Hearing Loss in Children
If your child has been diagnosed with hearing loss – or if you’re concerned that there might be a hearing problem – you’re not alone. At least 1.4 million children (age 18 or younger) have hearing problems*. Ear infection (otitis media) is the most common cause of hearing loss in young children.
Common signs of hearing loss in children**:Hearing ability
A family member or teacher is concerned regarding:
Delays or differences in speech and language development
Attention or behavioral difficulties
Inappropriate, delayed, or lack of response to soft and moderate-level sounds
Says "what?" or "huh?" frequently
Intently watching the faces of speakers
Difficulty understanding speech in noisy environments
Sitting close to the TV set when the volume is adequate for others; increasing the TV or music player volume to very loud levels
Not responding to voices over the telephone or switching ears continually when talking on the phone
Not startled by intense sounds
Unable to locate the source of a sound accurately
Read more signs and symptoms from American Academy of Pediatrics>>
Early Intervention is Critical
Experts agree that hearing is critical to speech and language development, communication and learning. When a child has hearing loss, early intervention is critical. Even a few months can be a major delay in the rapidly changing brain of a child. Studies show that early intervention helps improve language development, increase academic success and increase lifetime opportunities. All newborns should be screened for hearing loss by one month of age. If at any time your child is not reaching developmental milestones, consult your pediatrician or a pediatric hearing professional
Teen Hearing Loss on the Rise
One in five American teenagers now suffers from some type of hearing loss, an increase of 31% since the mid-'90s, new research shows***.

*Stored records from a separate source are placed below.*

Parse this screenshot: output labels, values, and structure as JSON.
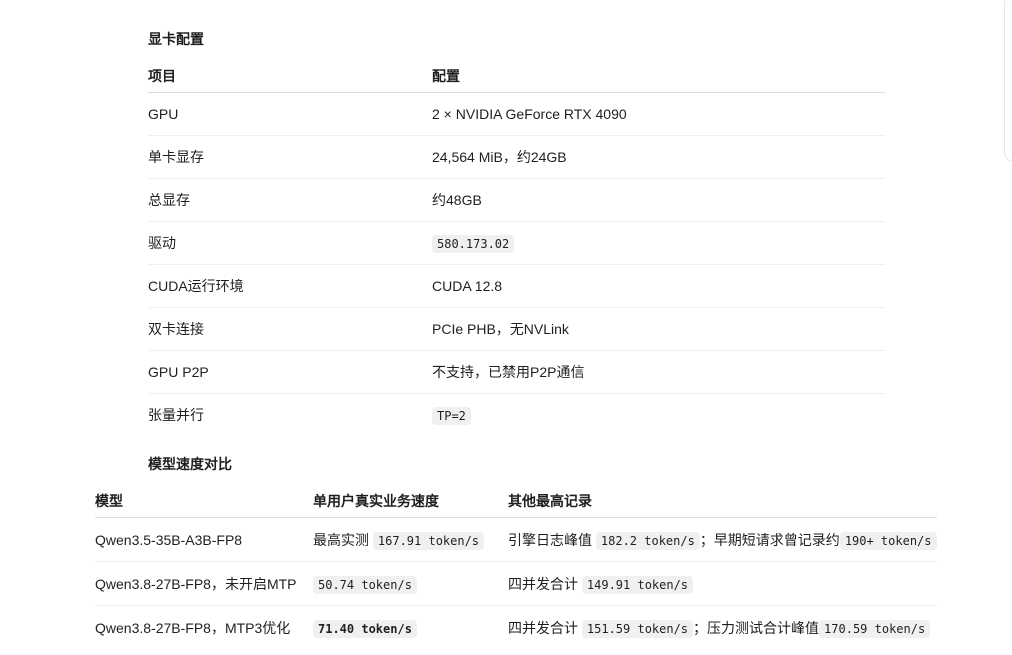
{
  "gpu_section": {
    "title": "显卡配置",
    "headers": [
      "项目",
      "配置"
    ],
    "rows": [
      {
        "item": "GPU",
        "value": "2 × NVIDIA GeForce RTX 4090"
      },
      {
        "item": "单卡显存",
        "value": "24,564 MiB，约24GB"
      },
      {
        "item": "总显存",
        "value": "约48GB"
      },
      {
        "item": "驱动",
        "value": "580.173.02"
      },
      {
        "item": "CUDA运行环境",
        "value": "CUDA 12.8"
      },
      {
        "item": "双卡连接",
        "value": "PCIe PHB，无NVLink"
      },
      {
        "item": "GPU P2P",
        "value": "不支持，已禁用P2P通信"
      },
      {
        "item": "张量并行",
        "value": "TP=2"
      }
    ]
  },
  "model_section": {
    "title": "模型速度对比",
    "headers": [
      "模型",
      "单用户真实业务速度",
      "其他最高记录"
    ],
    "rows": [
      {
        "model": "Qwen3.5-35B-A3B-FP8",
        "speed_prefix": "最高实测",
        "speed_code": "167.91 token/s",
        "other_a_text": "引擎日志峰值",
        "other_a_code": "182.2 token/s",
        "other_sep": "；",
        "other_b_text": "早期短请求曾记录约",
        "other_b_code": "190+ token/s"
      },
      {
        "model": "Qwen3.8-27B-FP8，未开启MTP",
        "speed_code": "50.74 token/s",
        "other_a_text": "四并发合计",
        "other_a_code": "149.91 token/s"
      },
      {
        "model": "Qwen3.8-27B-FP8，MTP3优化",
        "speed_code": "71.40 token/s",
        "other_a_text": "四并发合计",
        "other_a_code": "151.59 token/s",
        "other_sep": "；",
        "other_b_text": "压力测试合计峰值",
        "other_b_code": "170.59 token/s"
      }
    ]
  }
}
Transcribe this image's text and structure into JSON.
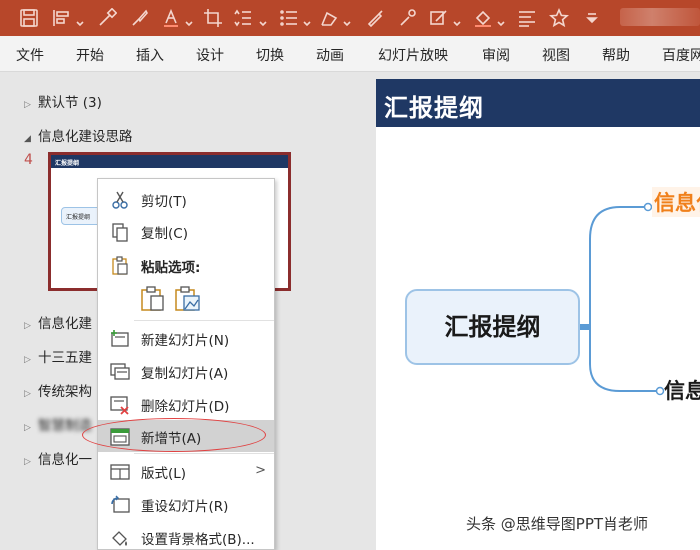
{
  "toolbar": {
    "icons": [
      "save-icon",
      "layout-icon",
      "chevron-down-icon",
      "format-painter-icon",
      "brush-icon",
      "font-color-icon",
      "crop-icon",
      "line-spacing-icon",
      "bullets-icon",
      "shape-icon",
      "pen-icon",
      "eyedropper-icon",
      "highlight-icon",
      "fill-icon",
      "align-icon",
      "star-icon",
      "customize-icon"
    ]
  },
  "ribbon": {
    "tabs": [
      "文件",
      "开始",
      "插入",
      "设计",
      "切换",
      "动画",
      "幻灯片放映",
      "审阅",
      "视图",
      "帮助",
      "百度网"
    ]
  },
  "pane": {
    "sections": [
      {
        "label": "默认节 (3)",
        "state": "collapsed"
      },
      {
        "label": "信息化建设思路",
        "state": "expanded"
      },
      {
        "label": "信息化建",
        "state": "collapsed"
      },
      {
        "label": "十三五建",
        "state": "collapsed"
      },
      {
        "label": "传统架构",
        "state": "collapsed"
      },
      {
        "label": "智慧制造",
        "state": "collapsed"
      },
      {
        "label": "信息化一",
        "state": "collapsed"
      }
    ],
    "slide_number": "4",
    "thumb_title": "汇报提纲",
    "thumb_node": "汇报提纲"
  },
  "slide": {
    "title": "汇报提纲",
    "main_node": "汇报提纲",
    "sub_node_1": "信息化",
    "sub_node_2": "信息"
  },
  "menu": {
    "cut": "剪切(T)",
    "copy": "复制(C)",
    "paste_options": "粘贴选项:",
    "new_slide": "新建幻灯片(N)",
    "duplicate_slide": "复制幻灯片(A)",
    "delete_slide": "删除幻灯片(D)",
    "add_section": "新增节(A)",
    "layout": "版式(L)",
    "reset_slide": "重设幻灯片(R)",
    "format_background": "设置背景格式(B)..."
  },
  "watermark": "头条 @思维导图PPT肖老师",
  "colors": {
    "ribbon_accent": "#b7472a",
    "slide_title_bg": "#1f3864",
    "thumb_border": "#8b2d2d",
    "highlight_ring": "#e04141",
    "orange_node": "#f0801b"
  }
}
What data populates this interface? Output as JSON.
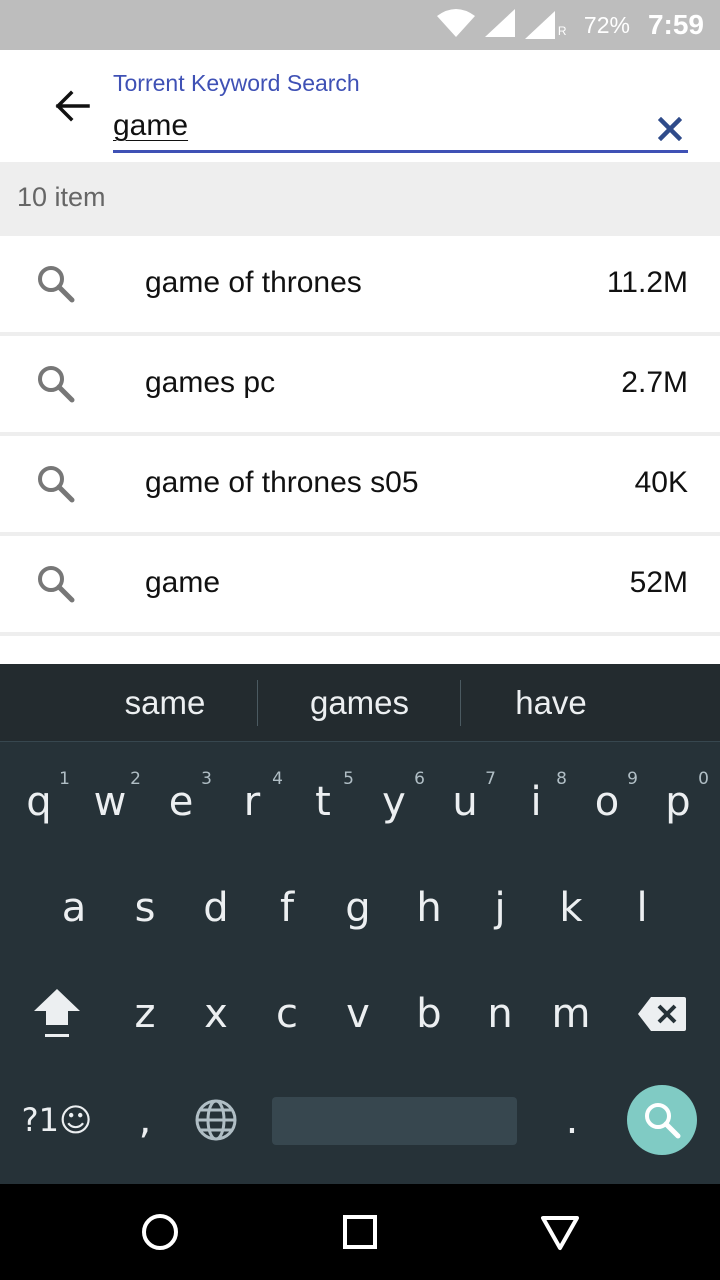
{
  "status_bar": {
    "battery": "72%",
    "time": "7:59",
    "roaming": "R"
  },
  "search": {
    "label": "Torrent Keyword Search",
    "value": "game"
  },
  "results": {
    "count_text": "10 item",
    "items": [
      {
        "label": "game of thrones",
        "count": "11.2M"
      },
      {
        "label": "games pc",
        "count": "2.7M"
      },
      {
        "label": "game of thrones s05",
        "count": "40K"
      },
      {
        "label": "game",
        "count": "52M"
      }
    ]
  },
  "keyboard": {
    "suggestions": [
      "same",
      "games",
      "have"
    ],
    "row1": [
      "q",
      "w",
      "e",
      "r",
      "t",
      "y",
      "u",
      "i",
      "o",
      "p"
    ],
    "row1_hints": [
      "1",
      "2",
      "3",
      "4",
      "5",
      "6",
      "7",
      "8",
      "9",
      "0"
    ],
    "row2": [
      "a",
      "s",
      "d",
      "f",
      "g",
      "h",
      "j",
      "k",
      "l"
    ],
    "row3": [
      "z",
      "x",
      "c",
      "v",
      "b",
      "n",
      "m"
    ],
    "symbols_key": "?1☺",
    "comma_key": ",",
    "period_key": ".",
    "action_color": "#80cbc4"
  },
  "colors": {
    "accent": "#3f51b5",
    "keyboard_bg": "#263238"
  }
}
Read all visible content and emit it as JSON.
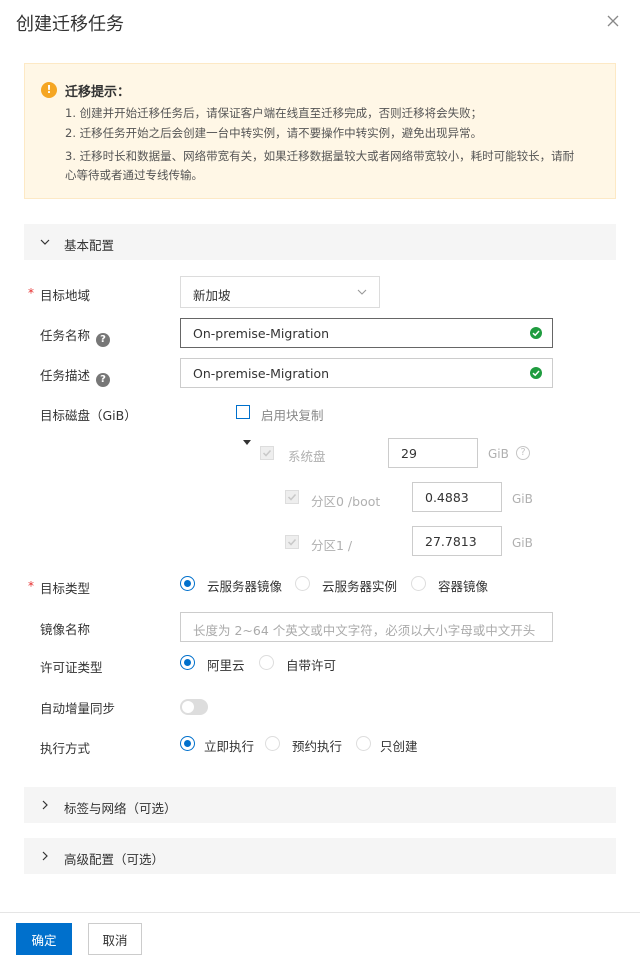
{
  "dialog": {
    "title": "创建迁移任务"
  },
  "notice": {
    "title": "迁移提示：",
    "lines": [
      "1. 创建并开始迁移任务后，请保证客户端在线直至迁移完成，否则迁移将会失败；",
      "2. 迁移任务开始之后会创建一台中转实例，请不要操作中转实例，避免出现异常。",
      "3. 迁移时长和数据量、网络带宽有关，如果迁移数据量较大或者网络带宽较小，耗时可能较长，请耐",
      "心等待或者通过专线传输。"
    ]
  },
  "sections": {
    "basic": "基本配置",
    "tags_network": "标签与网络（可选）",
    "advanced": "高级配置（可选）"
  },
  "form": {
    "region": {
      "label": "目标地域",
      "value": "新加坡"
    },
    "task_name": {
      "label": "任务名称",
      "value": "On-premise-Migration"
    },
    "task_desc": {
      "label": "任务描述",
      "value": "On-premise-Migration"
    },
    "disk": {
      "label": "目标磁盘（GiB）",
      "block_copy_label": "启用块复制",
      "system_disk": {
        "label": "系统盘",
        "value": "29",
        "unit": "GiB"
      },
      "partitions": [
        {
          "label": "分区0 /boot",
          "value": "0.4883",
          "unit": "GiB"
        },
        {
          "label": "分区1 /",
          "value": "27.7813",
          "unit": "GiB"
        }
      ]
    },
    "target_type": {
      "label": "目标类型",
      "options": [
        "云服务器镜像",
        "云服务器实例",
        "容器镜像"
      ],
      "selected": 0
    },
    "image_name": {
      "label": "镜像名称",
      "placeholder": "长度为 2~64 个英文或中文字符，必须以大小字母或中文开头"
    },
    "license": {
      "label": "许可证类型",
      "options": [
        "阿里云",
        "自带许可"
      ],
      "selected": 0
    },
    "auto_sync": {
      "label": "自动增量同步",
      "enabled": false
    },
    "exec_mode": {
      "label": "执行方式",
      "options": [
        "立即执行",
        "预约执行",
        "只创建"
      ],
      "selected": 0
    }
  },
  "footer": {
    "confirm": "确定",
    "cancel": "取消"
  },
  "colors": {
    "primary": "#0070cc",
    "notice_bg": "#fff7e6",
    "warning": "#f5a623",
    "success": "#1f9c3f",
    "required": "#e62e2e"
  }
}
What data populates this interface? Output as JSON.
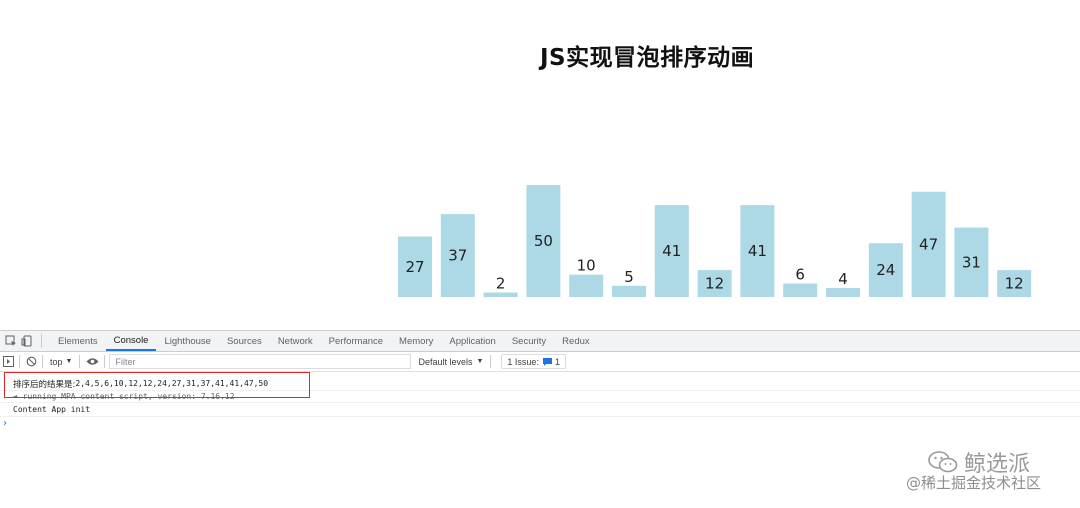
{
  "page": {
    "title": "JS实现冒泡排序动画"
  },
  "chart_data": {
    "type": "bar",
    "values": [
      27,
      37,
      2,
      50,
      10,
      5,
      41,
      12,
      41,
      6,
      4,
      24,
      47,
      31,
      12
    ],
    "bar_color": "#add8e6",
    "label_color": "#222222"
  },
  "devtools": {
    "tabs": [
      "Elements",
      "Console",
      "Lighthouse",
      "Sources",
      "Network",
      "Performance",
      "Memory",
      "Application",
      "Security",
      "Redux"
    ],
    "active_tab": "Console",
    "toolbar": {
      "context": "top",
      "filter_placeholder": "Filter",
      "levels": "Default levels",
      "issues_label": "1 Issue:",
      "issues_count": "1"
    },
    "console": {
      "result_prefix": "排序后的结果是:",
      "result_values": " 2,4,5,6,10,12,12,24,27,31,37,41,41,47,50",
      "line2": "➔ running MPA content script, version: 7.16.12",
      "line3": "Content App init",
      "prompt": "›"
    }
  },
  "watermark": {
    "brand": "鲸选派",
    "site": "@稀土掘金技术社区"
  },
  "colors": {
    "accent": "#1a73e8",
    "highlight": "#e0262b"
  }
}
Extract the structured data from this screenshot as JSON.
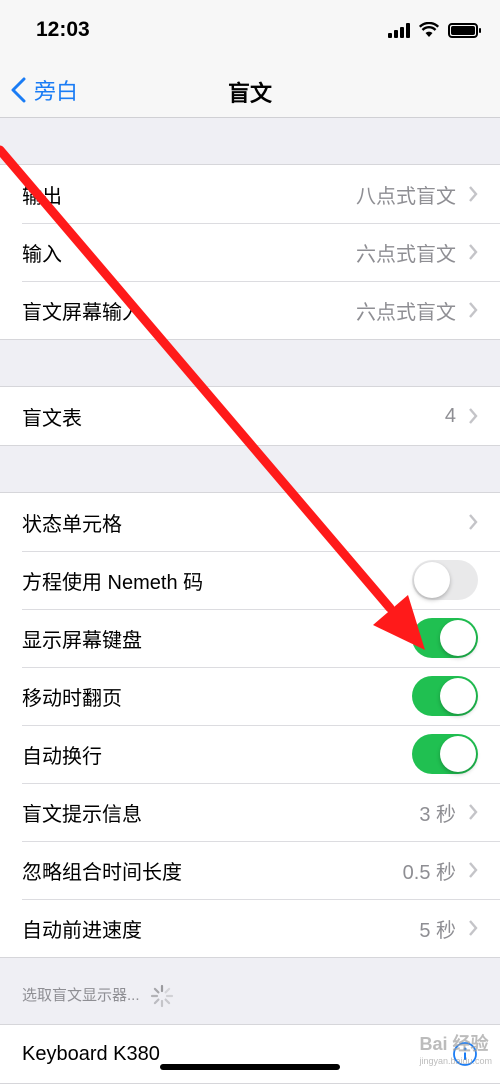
{
  "status_bar": {
    "time": "12:03"
  },
  "nav": {
    "back_label": "旁白",
    "title": "盲文"
  },
  "group1": [
    {
      "label": "输出",
      "value": "八点式盲文"
    },
    {
      "label": "输入",
      "value": "六点式盲文"
    },
    {
      "label": "盲文屏幕输入",
      "value": "六点式盲文"
    }
  ],
  "group2": [
    {
      "label": "盲文表",
      "value": "4"
    }
  ],
  "group3": {
    "status_cell": {
      "label": "状态单元格"
    },
    "nemeth": {
      "label": "方程使用 Nemeth 码",
      "state": "off"
    },
    "onscreen_keyboard": {
      "label": "显示屏幕键盘",
      "state": "on"
    },
    "turn_pages": {
      "label": "移动时翻页",
      "state": "on"
    },
    "word_wrap": {
      "label": "自动换行",
      "state": "on"
    },
    "alert_messages": {
      "label": "盲文提示信息",
      "value": "3 秒"
    },
    "ignore_chord": {
      "label": "忽略组合时间长度",
      "value": "0.5 秒"
    },
    "auto_advance": {
      "label": "自动前进速度",
      "value": "5 秒"
    }
  },
  "footer": {
    "choose_display": "选取盲文显示器..."
  },
  "devices": [
    {
      "label": "Keyboard K380"
    }
  ],
  "watermark": {
    "text": "Bai 经验",
    "sub": "jingyan.baidu.com"
  },
  "colors": {
    "accent": "#1a7cf5",
    "toggle_on": "#20c051",
    "arrow": "#ff1a1a"
  }
}
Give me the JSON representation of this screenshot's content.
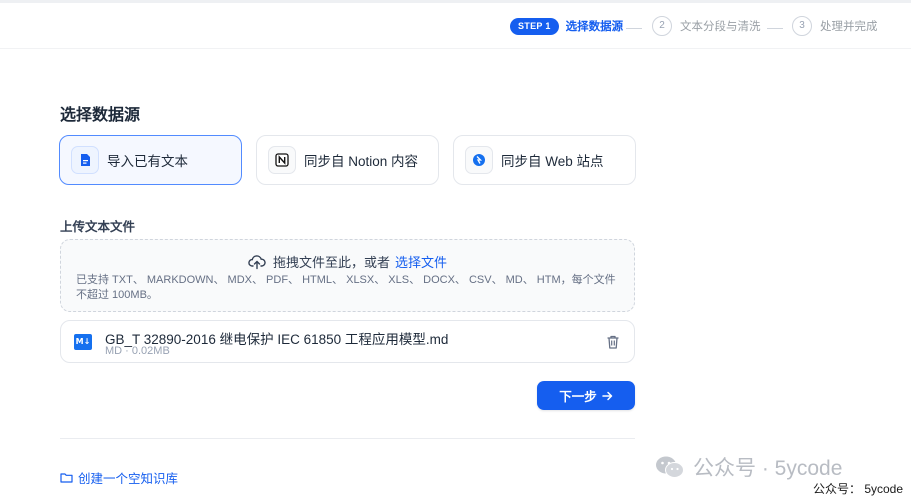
{
  "steps": [
    {
      "badge": "STEP 1",
      "label": "选择数据源",
      "active": true
    },
    {
      "num": "2",
      "label": "文本分段与清洗"
    },
    {
      "num": "3",
      "label": "处理并完成"
    }
  ],
  "section_title": "选择数据源",
  "sources": [
    {
      "label": "导入已有文本",
      "icon": "document-icon",
      "selected": true
    },
    {
      "label": "同步自 Notion 内容",
      "icon": "notion-icon"
    },
    {
      "label": "同步自 Web 站点",
      "icon": "web-icon"
    }
  ],
  "upload": {
    "title": "上传文本文件",
    "drag_text": "拖拽文件至此，或者",
    "choose_link": "选择文件",
    "hint": "已支持 TXT、 MARKDOWN、 MDX、 PDF、 HTML、 XLSX、 XLS、 DOCX、 CSV、 MD、 HTM，每个文件不超过 100MB。"
  },
  "file": {
    "icon_text": "M↓",
    "name": "GB_T 32890-2016 继电保护 IEC 61850 工程应用模型.md",
    "meta": "MD · 0.02MB"
  },
  "next_button": "下一步",
  "create_empty": "创建一个空知识库",
  "watermark": {
    "text": "公众号 · 5ycode",
    "small": "公众号： 5ycode"
  },
  "colors": {
    "primary": "#155eef",
    "border": "#e4e7ec",
    "muted": "#98a2b3"
  }
}
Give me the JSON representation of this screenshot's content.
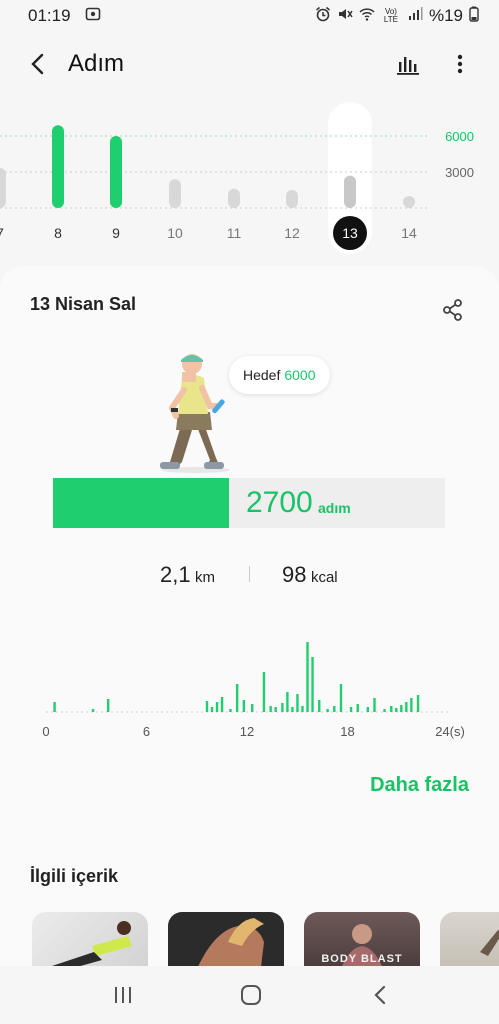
{
  "status_bar": {
    "time": "01:19",
    "signal_label": "Vo)\nLTE",
    "battery": "%19",
    "icons": [
      "screenshot-icon",
      "alarm-icon",
      "mute-icon",
      "wifi-icon",
      "signal-icon",
      "battery-icon"
    ]
  },
  "app_bar": {
    "title": "Adım",
    "icons": [
      "back-arrow-icon",
      "bar-chart-icon",
      "more-vert-icon"
    ]
  },
  "week_chart": {
    "days": [
      "7",
      "8",
      "9",
      "10",
      "11",
      "12",
      "13",
      "14"
    ],
    "selected_day": "13",
    "goal_line_label": "6000",
    "mid_line_label": "3000",
    "day_steps": [
      null,
      6900,
      6000,
      2400,
      1600,
      1500,
      2700,
      300
    ],
    "goal_met": [
      false,
      true,
      true,
      false,
      false,
      false,
      false,
      false
    ]
  },
  "card": {
    "date": "13 Nisan Sal",
    "goal_label": "Hedef",
    "goal_value": "6000",
    "steps_value": "2700",
    "steps_unit": "adım",
    "progress_fraction": 0.45,
    "distance_value": "2,1",
    "distance_unit": "km",
    "calories_value": "98",
    "calories_unit": "kcal",
    "more_label": "Daha fazla",
    "related_title": "İlgili içerik",
    "related_thumbs": [
      "woman-stretch",
      "arm-workout",
      "body-blast",
      "beach-runner"
    ]
  },
  "hourly": {
    "x_labels": [
      "0",
      "6",
      "12",
      "18",
      "24(s)"
    ],
    "bars": [
      [
        0.5,
        10
      ],
      [
        2.8,
        3
      ],
      [
        3.7,
        13
      ],
      [
        9.6,
        11
      ],
      [
        9.9,
        5
      ],
      [
        10.2,
        10
      ],
      [
        10.5,
        15
      ],
      [
        11.0,
        3
      ],
      [
        11.4,
        28
      ],
      [
        11.8,
        12
      ],
      [
        12.3,
        8
      ],
      [
        13.0,
        40
      ],
      [
        13.4,
        6
      ],
      [
        13.7,
        5
      ],
      [
        14.1,
        9
      ],
      [
        14.4,
        20
      ],
      [
        14.7,
        5
      ],
      [
        15.0,
        18
      ],
      [
        15.3,
        6
      ],
      [
        15.6,
        70
      ],
      [
        15.9,
        55
      ],
      [
        16.3,
        12
      ],
      [
        16.8,
        3
      ],
      [
        17.2,
        6
      ],
      [
        17.6,
        28
      ],
      [
        18.2,
        5
      ],
      [
        18.6,
        8
      ],
      [
        19.2,
        5
      ],
      [
        19.6,
        14
      ],
      [
        20.2,
        3
      ],
      [
        20.6,
        6
      ],
      [
        20.9,
        4
      ],
      [
        21.2,
        7
      ],
      [
        21.5,
        10
      ],
      [
        21.8,
        14
      ],
      [
        22.2,
        17
      ]
    ]
  }
}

Go just about anywhere these days and you’ll see kids with personal music players plugged into their ears. Unfortunately, kids don’t always know how to choose safe sound levels. That also goes for recreational activities like video game arcades, concerts and other loud activities. Excessive noise may be creating the next generation of hearing aid users. The National Institute on Deafness and Other Communication Disorders (NIDCH)/National Institutes of Health sponsors a website called Noisy Planet to help parents and kids learn how to protect their valuable hearing.
Leave Hearing-Aid.com to visit Noisy Planet>>
*Kochkin,S. (2011). Prevalence of Hearing Loss. Better Hearing Institute, Washington, DC
**Gravel, J. (2005). Hearing Solutions - A Guide to Your Child's Hearing. Better Hearing Institute, www.betterhearing.org
***Szabo, L. (2010). Hearing Loss Hits 1 in 5 U.S. Teens. USA Today www.usatoday.com, 8/17/2010.